So this guy comes in holding an ABD dressing over his left hand, and it’s absolutely soaked in blood. “Hand laceration” is his chief complaint. He looks apprehensive. This isn’t good, I thought. The staff physician was right outside signing some charts. “Can you take a quick look at this with me?” I calmly called as I grabbed a portable blood pressure cuff and pumped it up to about 180 mm Hg around his right upper arm. I lifted of the blood soaked pad, and blood continued to pump out of his cut in rhythmic squirts.

We moved him off the ob/gyn bed, to a bed appropriate for suturing with overhead focus lights. In spite of the BP cuff, direct pressure on his radial and ulnar arteries and local wound pressure, I still could not get the pumping to stop. I inflated the cuff to 220. The boss infiltrated some lidocaine into the cut to get a better look. So now we had a physician (me) trying to stem the flow of blood, and the boss who had no idea where equipment is stored. We called for a nurse to get us a suture kit with hemostats. She grabbed it, set in on the tray and walked out of the room. The Boss opened it up and clamped two of the pumpers with the hemostats, after putting on sterile gloves. The blood continued to pour out, and I continued to hold pressure wherever it seemed to help the most. Now we needed sutures…again calling to the nurse to bring some. She brought a pack, and dropped it, unopened onto the counter and began to walk out. “Can you open them please?” the boss says. She opened the pack onto the sterile field. “what else do you need?” she asked (finally). “I need you to stay in the room for awhile,” the Boss says.

We manage to tie about three or four sutures around bleeding arterial sites, but blood continues to flow out of the would despite my best attempts to apply pressure to the arteries. The Boss cries Uncle. I call the ortho clinic and tell them this guy needs to go to the OR, and fast! I tell them he’s lost about a half liter of blood. I want them to know this is urgent! Suddenly, my boss says, “It’s stopped.” Huh? He was practically hemmoraging a second ago, and all I did was take off the blood pressure cuff. Well, when we had finally stopped all the arterial bleeding, and stopped to return flow to the heart with the BP cuff, all the venous blood began oozing from unrepaired veins. By letting down the cuff, the blood was able to make it’s complete circuit back to the heart.

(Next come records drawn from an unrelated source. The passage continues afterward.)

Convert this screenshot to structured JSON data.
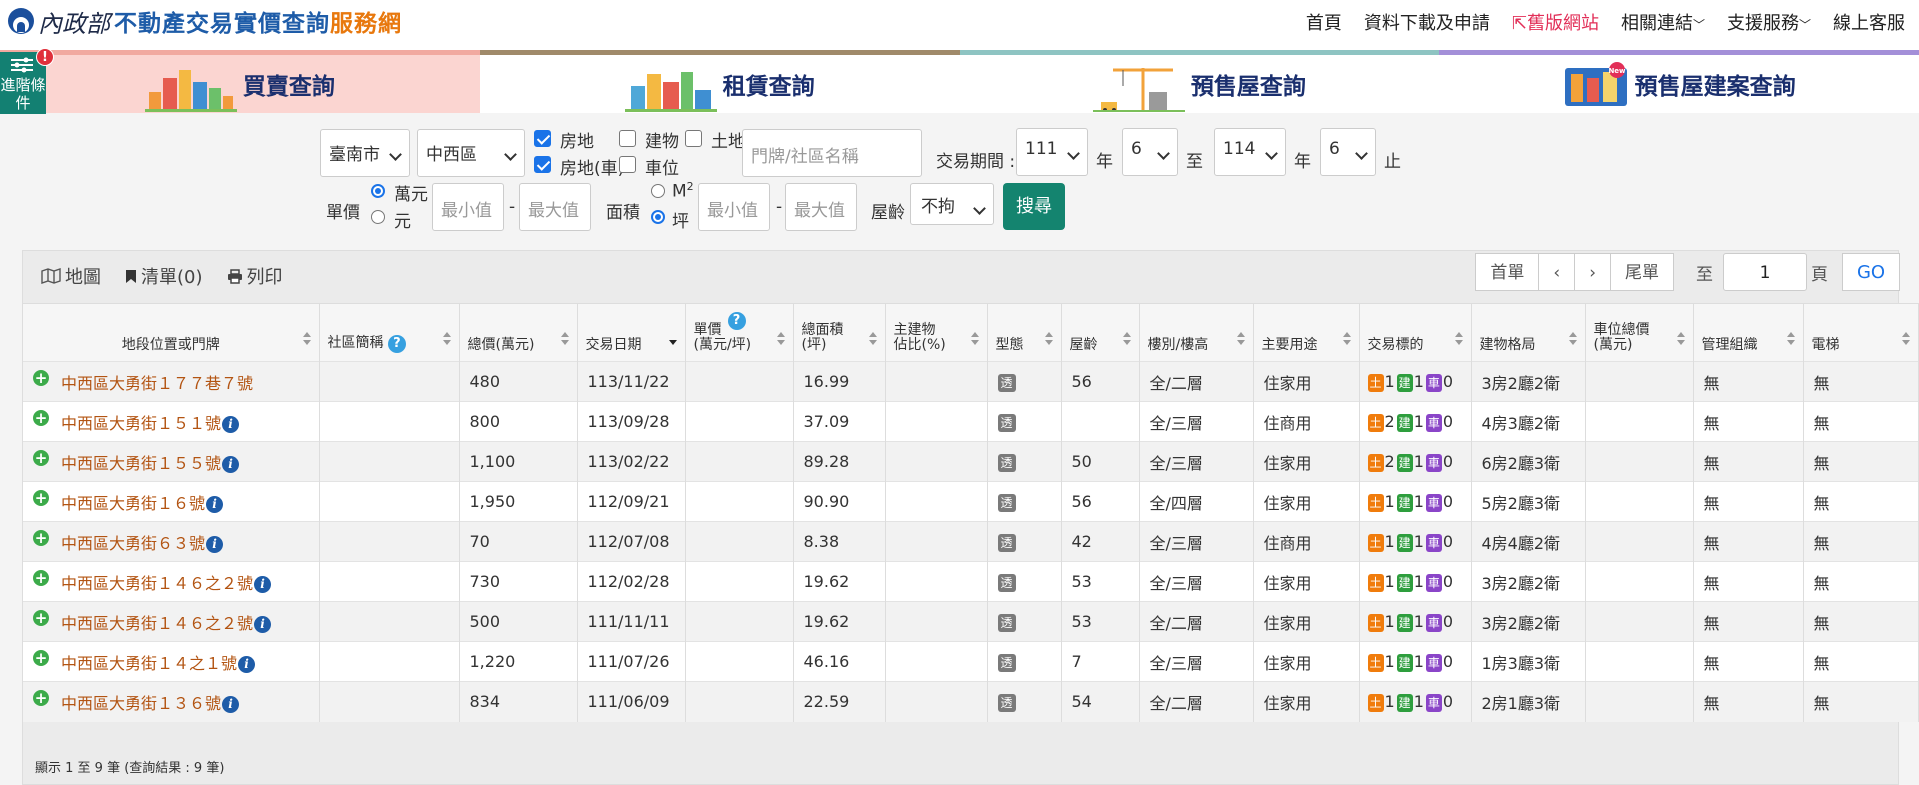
{
  "header": {
    "ministry": "內政部",
    "title_main": "不動產交易實價查詢",
    "title_accent": "服務網",
    "nav": [
      "首頁",
      "資料下載及申請",
      "舊版網站",
      "相關連結",
      "支援服務",
      "線上客服"
    ]
  },
  "advanced": {
    "label": "進階條件",
    "badge": "!"
  },
  "tabs": [
    "買賣查詢",
    "租賃查詢",
    "預售屋查詢",
    "預售屋建案查詢"
  ],
  "tab_badge": "New",
  "filters": {
    "city": "臺南市",
    "district": "中西區",
    "types": [
      {
        "label": "房地",
        "checked": true
      },
      {
        "label": "建物",
        "checked": false
      },
      {
        "label": "土地",
        "checked": false
      },
      {
        "label": "房地(車)",
        "checked": true
      },
      {
        "label": "車位",
        "checked": false
      }
    ],
    "address_placeholder": "門牌/社區名稱",
    "period_label": "交易期間 :",
    "from_year": "111",
    "from_month": "6",
    "to_year": "114",
    "to_month": "6",
    "year_unit": "年",
    "to_label": "至",
    "end_label": "止",
    "unit_price_label": "單價",
    "unit_opt1": "萬元",
    "unit_opt2": "元",
    "min_placeholder": "最小值",
    "max_placeholder": "最大值",
    "dash": "-",
    "area_label": "面積",
    "area_opt1": "M",
    "area_opt1_sup": "2",
    "area_opt2": "坪",
    "age_label": "屋齡",
    "age_value": "不拘",
    "search_label": "搜尋"
  },
  "results": {
    "tools": {
      "map": "地圖",
      "list": "清單(0)",
      "print": "列印"
    },
    "pager": {
      "first": "首單",
      "prev": "‹",
      "next": "›",
      "last": "尾單",
      "goto_label": "至",
      "page": "1",
      "page_unit": "頁",
      "go": "GO"
    },
    "columns": [
      "地段位置或門牌",
      "社區簡稱",
      "總價(萬元)",
      "交易日期",
      "單價\n(萬元/坪)",
      "總面積\n(坪)",
      "主建物\n佔比(%)",
      "型態",
      "屋齡",
      "樓別/樓高",
      "主要用途",
      "交易標的",
      "建物格局",
      "車位總價\n(萬元)",
      "管理組織",
      "電梯"
    ],
    "type_badge": "透",
    "tag_labels": {
      "land": "土",
      "building": "建",
      "car": "車"
    },
    "rows": [
      {
        "addr": "中西區大勇街１７７巷７號",
        "info": false,
        "price": "480",
        "date": "113/11/22",
        "area": "16.99",
        "age": "56",
        "floor": "全/二層",
        "use": "住家用",
        "land": "1",
        "bld": "1",
        "car": "0",
        "layout": "3房2廳2衛",
        "mgmt": "無",
        "elev": "無"
      },
      {
        "addr": "中西區大勇街１５１號",
        "info": true,
        "price": "800",
        "date": "113/09/28",
        "area": "37.09",
        "age": "",
        "floor": "全/三層",
        "use": "住商用",
        "land": "2",
        "bld": "1",
        "car": "0",
        "layout": "4房3廳2衛",
        "mgmt": "無",
        "elev": "無"
      },
      {
        "addr": "中西區大勇街１５５號",
        "info": true,
        "price": "1,100",
        "date": "113/02/22",
        "area": "89.28",
        "age": "50",
        "floor": "全/三層",
        "use": "住家用",
        "land": "2",
        "bld": "1",
        "car": "0",
        "layout": "6房2廳3衛",
        "mgmt": "無",
        "elev": "無"
      },
      {
        "addr": "中西區大勇街１６號",
        "info": true,
        "price": "1,950",
        "date": "112/09/21",
        "area": "90.90",
        "age": "56",
        "floor": "全/四層",
        "use": "住家用",
        "land": "1",
        "bld": "1",
        "car": "0",
        "layout": "5房2廳3衛",
        "mgmt": "無",
        "elev": "無"
      },
      {
        "addr": "中西區大勇街６３號",
        "info": true,
        "price": "70",
        "date": "112/07/08",
        "area": "8.38",
        "age": "42",
        "floor": "全/三層",
        "use": "住商用",
        "land": "1",
        "bld": "1",
        "car": "0",
        "layout": "4房4廳2衛",
        "mgmt": "無",
        "elev": "無"
      },
      {
        "addr": "中西區大勇街１４６之２號",
        "info": true,
        "price": "730",
        "date": "112/02/28",
        "area": "19.62",
        "age": "53",
        "floor": "全/三層",
        "use": "住家用",
        "land": "1",
        "bld": "1",
        "car": "0",
        "layout": "3房2廳2衛",
        "mgmt": "無",
        "elev": "無"
      },
      {
        "addr": "中西區大勇街１４６之２號",
        "info": true,
        "price": "500",
        "date": "111/11/11",
        "area": "19.62",
        "age": "53",
        "floor": "全/二層",
        "use": "住家用",
        "land": "1",
        "bld": "1",
        "car": "0",
        "layout": "3房2廳2衛",
        "mgmt": "無",
        "elev": "無"
      },
      {
        "addr": "中西區大勇街１４之１號",
        "info": true,
        "price": "1,220",
        "date": "111/07/26",
        "area": "46.16",
        "age": "7",
        "floor": "全/三層",
        "use": "住家用",
        "land": "1",
        "bld": "1",
        "car": "0",
        "layout": "1房3廳3衛",
        "mgmt": "無",
        "elev": "無"
      },
      {
        "addr": "中西區大勇街１３６號",
        "info": true,
        "price": "834",
        "date": "111/06/09",
        "area": "22.59",
        "age": "54",
        "floor": "全/二層",
        "use": "住家用",
        "land": "1",
        "bld": "1",
        "car": "0",
        "layout": "2房1廳3衛",
        "mgmt": "無",
        "elev": "無"
      }
    ],
    "summary": "顯示 1 至 9 筆 (查詢結果 : 9 筆)"
  }
}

Sure enough, I looked at the would again, and all you could see was a 1 cm long incision. No blood at all. I called the clinic back and sheepishly told them, “Nevermind!”